This year as part of Leeds International Festival, digital artist Maya Chowdhry invites you to a dinner party with a difference
In recent years our collective consciousness has focused more and more on the environment, and the link between the food we eat and the climate crisis has never been stronger.
What’s Eating Reality? is an augmented feast, in which host and maitre’d Maya orchestrates a very special dinner, using performance and projection mapping to gently immerse you into a new reality – one in which the food you love may be in short supply. With a delicious menu of seasonal, local and reclaimed food, expertly created by artist and chef Helen Russell Brown, watch as the dining table comes alive.
We’re bringing What’s Eating Reality to Leeds on 7-10th May. Find out more and book tickets here.
Get to know more about Maya and her process for creating the augmented reality experience below.
Maya Chowdhry: So what do artists do all day?
I’m interested in technology as both a material and a form for my work, in how it joins our world together, and can break it apart.
I spend a lot of time peering into my computer screen, sometimes I’m writing code, deciphering its meaning in both terms of the world we live in and the language of this world. Sometimes I’m making an augmented reality piece layering the digital on the real world.
Some days my materials consist of examining the very fabric of life. In the last 3 months I have saved all the seeds from the food I’ve eaten and stored them in jars. Seeds are important to how humans evolved — come to What’s Eating Reality? to find out how,
and why I’m saving seeds.
Technologies are also the processes I use to make my work. So when I’m using augmented reality to make an artwork I look for something in the ‘real’ world that I want to augment, for example, drinking a cup of coffee, and to this I add a digital layer of video, 3d imagery and audio exploring the global production of coffee. Then the audience consumes both the coffee and the digital artwork, and through this the audience has agency to interact (or not) during the experience.
Making work using augmented reality is what has led me from mainly Installation based work to live art. I realised that I wanted to have an intimate and detailed conversation with my audience through art, to learn about those humans in relation to me, and in relation to a subject such as food justice, and to do this it felt critical to be there in person.

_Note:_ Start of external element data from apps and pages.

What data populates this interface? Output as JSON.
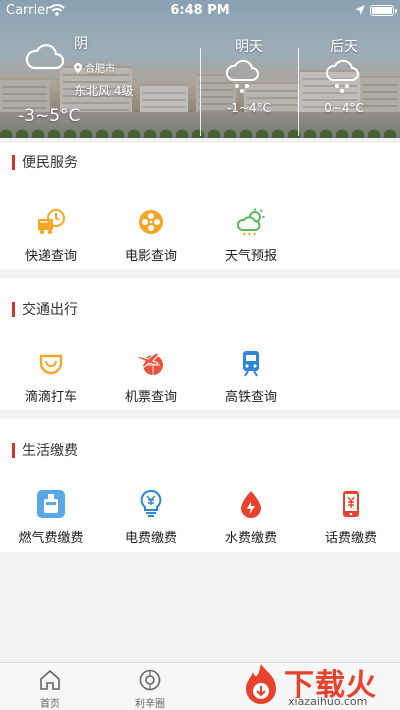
{
  "status_bar": {
    "carrier": "Carrier",
    "time": "6:48 PM"
  },
  "weather": {
    "today": {
      "condition": "阴",
      "city": "合肥市",
      "wind": "东北风 4级",
      "temp": "-3~5°C",
      "icon": "cloud-icon"
    },
    "tomorrow": {
      "label": "明天",
      "temp": "-1~4°C",
      "icon": "snow-cloud-icon"
    },
    "day_after": {
      "label": "后天",
      "temp": "0~4°C",
      "icon": "snow-cloud-icon"
    }
  },
  "sections": [
    {
      "title": "便民服务",
      "items": [
        {
          "label": "快递查询",
          "icon": "express-delivery-icon",
          "color": "#f5a623"
        },
        {
          "label": "电影查询",
          "icon": "film-reel-icon",
          "color": "#f5a623"
        },
        {
          "label": "天气预报",
          "icon": "weather-forecast-icon",
          "color": "#5cb85c"
        }
      ]
    },
    {
      "title": "交通出行",
      "items": [
        {
          "label": "滴滴打车",
          "icon": "didi-taxi-icon",
          "color": "#f5a623"
        },
        {
          "label": "机票查询",
          "icon": "airplane-ticket-icon",
          "color": "#e8543e"
        },
        {
          "label": "高铁查询",
          "icon": "train-icon",
          "color": "#2f86d6"
        }
      ]
    },
    {
      "title": "生活缴费",
      "items": [
        {
          "label": "燃气费缴费",
          "icon": "gas-bill-icon",
          "color": "#5aa9e6"
        },
        {
          "label": "电费缴费",
          "icon": "electricity-bill-icon",
          "color": "#2f86d6"
        },
        {
          "label": "水费缴费",
          "icon": "water-bill-icon",
          "color": "#e8412c"
        },
        {
          "label": "话费缴费",
          "icon": "phone-bill-icon",
          "color": "#e8412c"
        }
      ]
    }
  ],
  "tabbar": [
    {
      "label": "首页",
      "icon": "home-icon"
    },
    {
      "label": "利辛圈",
      "icon": "circle-community-icon"
    }
  ],
  "watermark": {
    "text": "下载火",
    "url": "xiazaihuo.com"
  },
  "colors": {
    "accent": "#d0322c",
    "orange": "#f5a623",
    "blue": "#2f86d6",
    "red": "#e8412c"
  }
}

So I’m looking forward to welcoming you to ‘What’s Eating Reality?’